With the Q2 2023 results from Savers Value Village, Winmark (the holding company for Plato’s Closet and Play It Again Sports), and ThredUP--in combination with our visitation data--we see that the thrift store theme that we've discussed several times this year continues to resonate. The consumer trend extends across brands, geographies, and channel--both brick & mortar and direct-to-consumer--but not all categories with Play It Again Sports’ traffic down -10% (a category that is struggling against a higher period base established during the pandemic).
In terms of geographies, below we show Plato’s Closet for several states where the brand has a large number of stores and see that the trend is consistent. For Q2 2023, Winmark reported royalty revenue per location up +6%, or in line with traffic; royalty revenue is proportional to franchisee sales. Savers reported a comp sales increase of +5.6% and a comp transaction increase of +6.6%, with a similar increase expected for the balance of the year.

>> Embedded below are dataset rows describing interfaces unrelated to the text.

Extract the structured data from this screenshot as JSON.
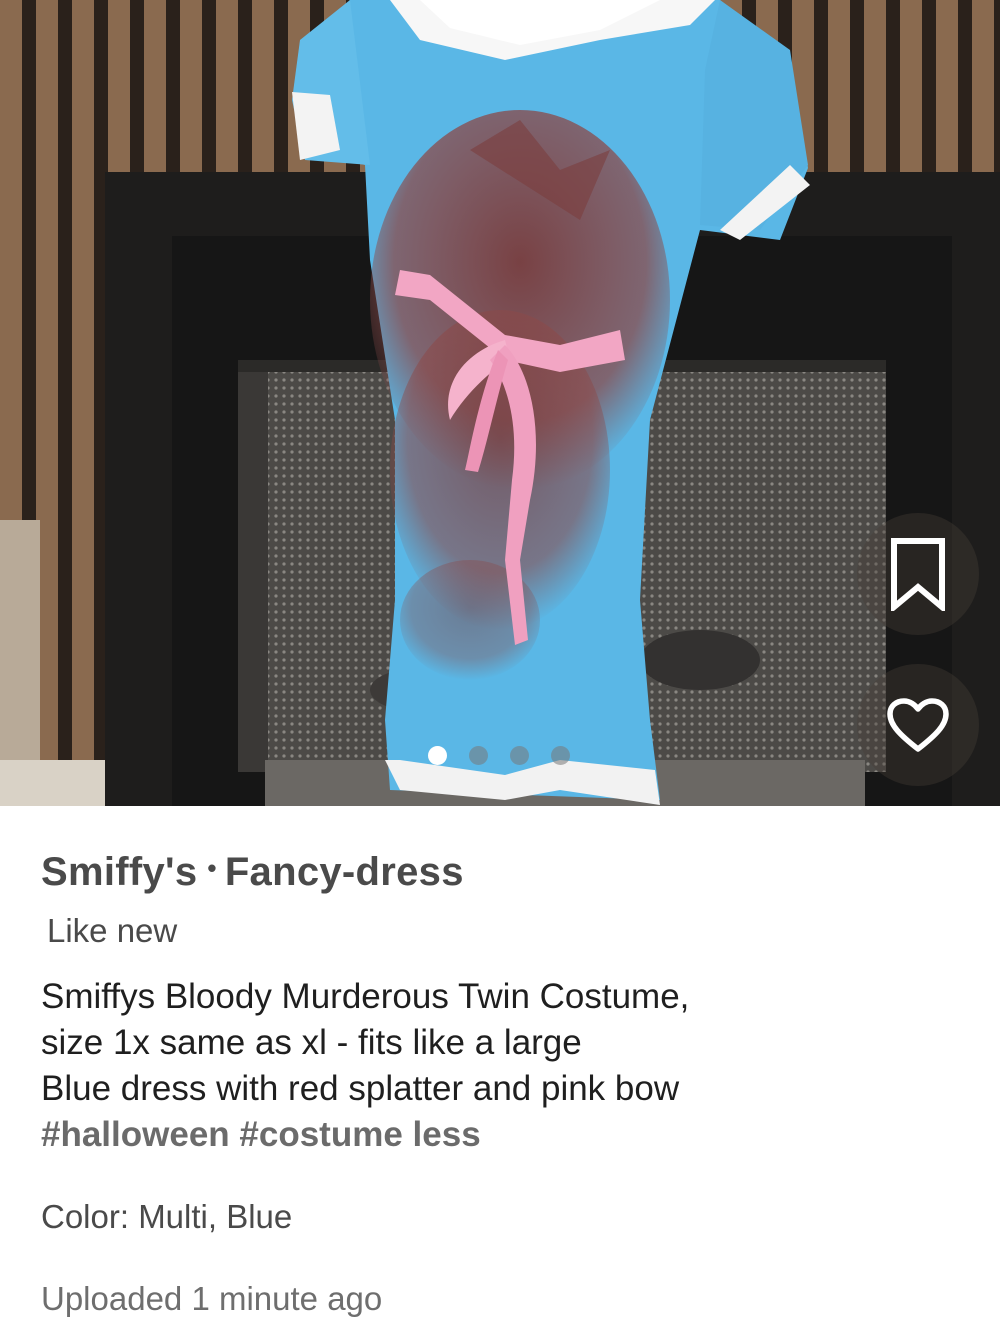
{
  "listing": {
    "brand": "Smiffy's",
    "separator": "•",
    "category": "Fancy-dress",
    "condition": "Like new",
    "description_lines": [
      "Smiffys Bloody Murderous Twin Costume,",
      "size 1x same as xl - fits like a large",
      "Blue dress with red splatter and pink bow"
    ],
    "hashtags": [
      "#halloween",
      "#costume"
    ],
    "less_label": "less",
    "color_line": "Color: Multi, Blue",
    "uploaded": "Uploaded 1 minute ago"
  },
  "gallery": {
    "total_images": 4,
    "active_index": 0,
    "icons": [
      "bookmark-icon",
      "heart-icon"
    ],
    "colors": {
      "dress": "#5ab7e6",
      "stain": "#8b4a4a",
      "bow": "#f2a6c4",
      "wall": "#7a5a42",
      "fireplace": "#1c1c1c"
    }
  }
}
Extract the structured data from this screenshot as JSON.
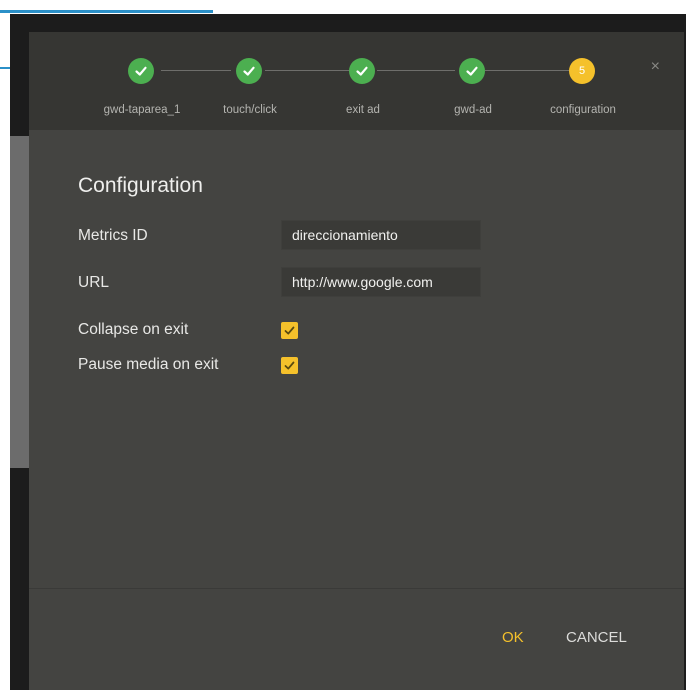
{
  "stepper": {
    "steps": [
      {
        "label": "gwd-taparea_1",
        "state": "done"
      },
      {
        "label": "touch/click",
        "state": "done"
      },
      {
        "label": "exit ad",
        "state": "done"
      },
      {
        "label": "gwd-ad",
        "state": "done"
      },
      {
        "label": "configuration",
        "state": "active",
        "number": "5"
      }
    ],
    "close_icon": "×"
  },
  "form": {
    "title": "Configuration",
    "metrics_id_label": "Metrics ID",
    "metrics_id_value": "direccionamiento",
    "url_label": "URL",
    "url_value": "http://www.google.com",
    "collapse_label": "Collapse on exit",
    "collapse_checked": true,
    "pause_label": "Pause media on exit",
    "pause_checked": true
  },
  "footer": {
    "ok_label": "OK",
    "cancel_label": "CANCEL"
  },
  "colors": {
    "accent": "#f5c12b",
    "step_done": "#4caf50",
    "dialog_bg": "#444441"
  }
}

As to Savers’ quarter and its profitability (a topic we've touched on in comparison to other retail categories), operating margins of 18.2% represented +100 basis points of margin expansion year-over-year. The company's SG&A expenses leveraged by 155 basis points, driven by scale efficiency, expense control, and its self-checkout initiative. Thus far during Q3 2023 (July/early August), management cited consistent trends with 2Q’s results, with U.S. basket trends starting to show slight growth year-over-year, which is coinciding with continued strong transaction growth.
Looking forward, Savers provided expansion plans, including 22 new stores next year and more than 25 per year beyond. Management views the secondhand market as a growth industry and the brand and footprint being vastly underdeveloped. Compared to the current footprint of 318 stores, management’s long term store target is 2,200, or 7x its current base. The graphic below from its IPO filing shows how Savers is positioning itself.

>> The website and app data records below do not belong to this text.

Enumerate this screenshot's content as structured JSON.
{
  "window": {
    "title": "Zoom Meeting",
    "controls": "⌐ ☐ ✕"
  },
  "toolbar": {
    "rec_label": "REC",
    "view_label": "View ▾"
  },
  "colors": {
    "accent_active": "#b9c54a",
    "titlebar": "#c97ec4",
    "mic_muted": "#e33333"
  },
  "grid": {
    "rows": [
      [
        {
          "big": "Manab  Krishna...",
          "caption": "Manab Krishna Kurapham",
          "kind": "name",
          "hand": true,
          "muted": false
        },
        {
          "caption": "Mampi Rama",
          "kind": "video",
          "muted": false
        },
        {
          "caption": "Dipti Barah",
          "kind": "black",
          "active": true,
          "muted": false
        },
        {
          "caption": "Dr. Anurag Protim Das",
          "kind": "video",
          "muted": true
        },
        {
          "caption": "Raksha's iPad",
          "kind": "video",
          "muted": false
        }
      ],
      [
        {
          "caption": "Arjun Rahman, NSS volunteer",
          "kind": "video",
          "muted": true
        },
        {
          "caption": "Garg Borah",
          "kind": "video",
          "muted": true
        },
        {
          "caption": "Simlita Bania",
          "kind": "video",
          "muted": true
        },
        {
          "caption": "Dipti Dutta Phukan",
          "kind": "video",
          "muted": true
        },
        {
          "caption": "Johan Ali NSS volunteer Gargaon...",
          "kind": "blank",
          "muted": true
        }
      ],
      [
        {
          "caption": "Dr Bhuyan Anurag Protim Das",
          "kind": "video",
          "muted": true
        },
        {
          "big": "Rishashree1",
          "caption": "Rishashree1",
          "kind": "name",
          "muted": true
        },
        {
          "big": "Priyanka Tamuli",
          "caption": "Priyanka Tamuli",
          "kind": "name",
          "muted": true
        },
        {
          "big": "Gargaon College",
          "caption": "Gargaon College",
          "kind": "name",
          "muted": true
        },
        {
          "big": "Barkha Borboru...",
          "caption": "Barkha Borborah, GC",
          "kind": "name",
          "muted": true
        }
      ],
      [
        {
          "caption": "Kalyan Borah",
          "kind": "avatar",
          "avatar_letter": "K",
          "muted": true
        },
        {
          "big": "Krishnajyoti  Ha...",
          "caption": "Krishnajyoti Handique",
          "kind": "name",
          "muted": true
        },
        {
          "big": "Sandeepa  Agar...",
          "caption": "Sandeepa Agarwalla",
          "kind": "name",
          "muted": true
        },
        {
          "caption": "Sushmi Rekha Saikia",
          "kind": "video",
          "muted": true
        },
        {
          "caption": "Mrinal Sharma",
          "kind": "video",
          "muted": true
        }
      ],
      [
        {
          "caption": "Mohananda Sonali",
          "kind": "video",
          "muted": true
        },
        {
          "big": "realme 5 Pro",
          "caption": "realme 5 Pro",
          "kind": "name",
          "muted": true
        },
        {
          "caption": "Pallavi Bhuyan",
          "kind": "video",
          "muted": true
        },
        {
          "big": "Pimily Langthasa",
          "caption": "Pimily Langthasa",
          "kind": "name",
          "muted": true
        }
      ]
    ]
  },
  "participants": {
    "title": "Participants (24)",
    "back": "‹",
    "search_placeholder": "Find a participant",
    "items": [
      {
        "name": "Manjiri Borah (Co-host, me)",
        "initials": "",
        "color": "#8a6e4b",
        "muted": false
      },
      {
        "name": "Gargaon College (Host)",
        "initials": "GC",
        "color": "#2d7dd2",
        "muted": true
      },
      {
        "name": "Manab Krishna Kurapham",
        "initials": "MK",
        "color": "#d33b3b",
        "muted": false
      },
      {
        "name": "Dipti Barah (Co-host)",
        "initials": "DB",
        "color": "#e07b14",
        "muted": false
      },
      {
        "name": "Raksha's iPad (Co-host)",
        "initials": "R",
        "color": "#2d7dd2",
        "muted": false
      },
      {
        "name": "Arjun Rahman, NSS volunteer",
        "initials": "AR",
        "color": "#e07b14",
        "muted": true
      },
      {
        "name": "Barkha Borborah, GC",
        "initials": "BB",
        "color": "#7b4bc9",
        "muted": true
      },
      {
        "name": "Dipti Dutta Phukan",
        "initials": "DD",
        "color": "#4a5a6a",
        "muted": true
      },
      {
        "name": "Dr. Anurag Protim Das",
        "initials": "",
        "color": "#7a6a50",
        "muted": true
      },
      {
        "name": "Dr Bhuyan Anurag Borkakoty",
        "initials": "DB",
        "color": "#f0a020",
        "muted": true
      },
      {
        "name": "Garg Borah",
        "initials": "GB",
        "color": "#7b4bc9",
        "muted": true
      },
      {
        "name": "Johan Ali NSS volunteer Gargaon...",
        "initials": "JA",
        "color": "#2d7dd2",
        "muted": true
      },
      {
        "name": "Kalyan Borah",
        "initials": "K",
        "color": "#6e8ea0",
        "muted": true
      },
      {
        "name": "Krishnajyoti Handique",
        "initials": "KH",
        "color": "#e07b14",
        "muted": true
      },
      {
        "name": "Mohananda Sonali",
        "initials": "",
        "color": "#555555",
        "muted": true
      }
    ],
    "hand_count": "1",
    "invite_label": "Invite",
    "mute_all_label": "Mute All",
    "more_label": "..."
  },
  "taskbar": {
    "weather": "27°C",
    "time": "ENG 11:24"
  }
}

Source: Savers Value Village Inc. S-1
In support of the view that secondhand and resale retail is a growth market, ThredUP signed TOMS, J. Crew, and others this quarter. ThredUp produces some good data on the size and growth of the secondhand apparel and fashion market, which we show below. Given that Gen-Z and Millennials make up about 60% of the growth in demand, they weight prominently within the category. These are the consumers that are going to be most impacted by the restart of student loan payments in the fall. As such, watching the traffic trend at the secondhand brands is going to be a critical tell for how younger consumers are adjusting to the restarted approximate $300 per month payments. Should traffic gap up for secondhand retailers in September, October, or November, that will indicate consideration and spending on secondhand is up, which likely means that for these consumers, spending at Anthropologie, Altar’d State, Express, Revolve, and other brands is down.

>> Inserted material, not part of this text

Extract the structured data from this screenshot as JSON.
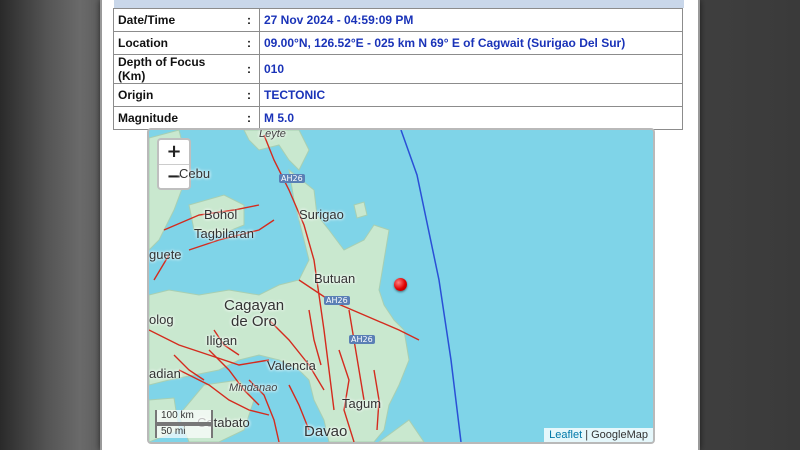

For Q2 2023, thredUP reported an improvement in new buyers and orders per buyer, after four quarters of waning momentum, with revenues above plan. ThredUP CEO James Reinhart shared, “June was a little better probably than it had been in previous years. And I think quarter-to-date, I think we're seeing the sort of same patterns we've seen in previous years, and you're really starting to see back-to-school kick in now. I think that's sort of the story for the rest of Q3 2023. As for the budget shopper, we continue to see that, that is a customer that is more challenged, right? I think it's definitely a customer who's feeling the pinch across their discretionary purchasing power.” Management also shared that the lower-end consumers are still being under pressure and competitive intensity in the retail landscape remains high as inventory levels are still elevated, a dynamic that apparel brands have recently commented on as well.